Accera fails phase 3 Alzheimer’s trial, denting energy theory

Amyloid plaques in Alzheimer's disease.

A phase 3 trial of Accera’s Alzheimer’s disease candidate has missed its primary endpoint. The trial aimed to show Accera’s brain metabolism-focused approach to improving outcomes in Alzheimer’s could succeed where beta-amyloid drugs have failed, but instead ended up becoming yet another late-phase failure.

Accera enrolled more than 400 patients with mild-to-moderate Alzheimer’s and randomized them to receive daily doses of AC-1204 or a placebo. The idea was to improve scores on an Alzheimer’s diseases scale by addressing the slowdown in cerebral metabolism associated with the condition.
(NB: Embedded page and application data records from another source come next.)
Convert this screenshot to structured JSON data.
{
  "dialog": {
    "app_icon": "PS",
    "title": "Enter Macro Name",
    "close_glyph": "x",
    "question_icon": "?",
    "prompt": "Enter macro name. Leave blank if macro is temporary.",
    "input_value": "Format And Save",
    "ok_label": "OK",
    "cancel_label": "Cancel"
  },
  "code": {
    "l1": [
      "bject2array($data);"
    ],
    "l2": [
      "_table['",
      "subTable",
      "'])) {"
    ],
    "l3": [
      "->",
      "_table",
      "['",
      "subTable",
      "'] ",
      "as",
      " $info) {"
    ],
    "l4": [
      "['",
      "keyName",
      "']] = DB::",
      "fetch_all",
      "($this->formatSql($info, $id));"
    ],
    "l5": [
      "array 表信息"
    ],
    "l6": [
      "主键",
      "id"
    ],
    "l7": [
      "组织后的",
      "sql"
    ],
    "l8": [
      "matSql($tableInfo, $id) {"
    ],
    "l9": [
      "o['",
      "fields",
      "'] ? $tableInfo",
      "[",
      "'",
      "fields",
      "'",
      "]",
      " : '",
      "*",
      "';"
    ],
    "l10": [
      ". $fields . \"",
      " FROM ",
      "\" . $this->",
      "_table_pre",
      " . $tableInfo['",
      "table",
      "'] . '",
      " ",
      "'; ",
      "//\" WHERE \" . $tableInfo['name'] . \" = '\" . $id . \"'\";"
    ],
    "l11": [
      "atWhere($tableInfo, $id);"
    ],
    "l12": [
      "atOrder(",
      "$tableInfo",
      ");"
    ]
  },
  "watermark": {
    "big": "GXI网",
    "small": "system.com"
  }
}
AC-1204 is designed to restore the energy supply to the brain by giving it a source of ketones to top up the dwindling power it derives from glucose.

In phase 2b, a subgroup analysis of patients who lack the APOE4 gene gave Accera the confidence to move into phase 3. But, like many big names before it, Accera has found it impossible to turn a hint of potential in phase 2 into success in phase 3. Accera, again following a well trodden path, is refusing to let the setback scuttle the program, though.

“The formulation of the drug was changed between the phase 2 and phase 3 studies. Unfortunately, this change in formulation had the unintended consequence of lowering drug levels in patients. We are confident that our newly developed formulation will provide increased exposure and allow a more conclusive test of drug efficacy,” Accera VP of R&D Samuel Henderson, Ph.D., said in a statement.

Prior to the results from the first phase 3, Accera was gearing up to start a second late-stage study that would tee it up to win approval in 2020. The plan now is to finalize the clinical development strategy for AC-1204 and discuss next steps with FDA.

That will put Accera in the room with an agency that has slammed some of its activities. Accera began life as a developer of Axona, a product it marketed as a medical food for use in Alzheimer’s. FDA hit Accera with a warning letter in 2013 on the grounds its marketing materials caused Axona to be classed as a drug. Accera continues to market Axona as a medical food for Alzheimer’s, but has tweaked its website since the warning letter.

Axona and AC-1204 both provide patients with a source of caprylic triglyceride—also known as fractionated coconut oil—that is intended to increase the availability of ketones to the brain. The potential of the therapeutic approach has enabled Accera to pull in more than $150 million from backers including Nestlé, according to SEC filings.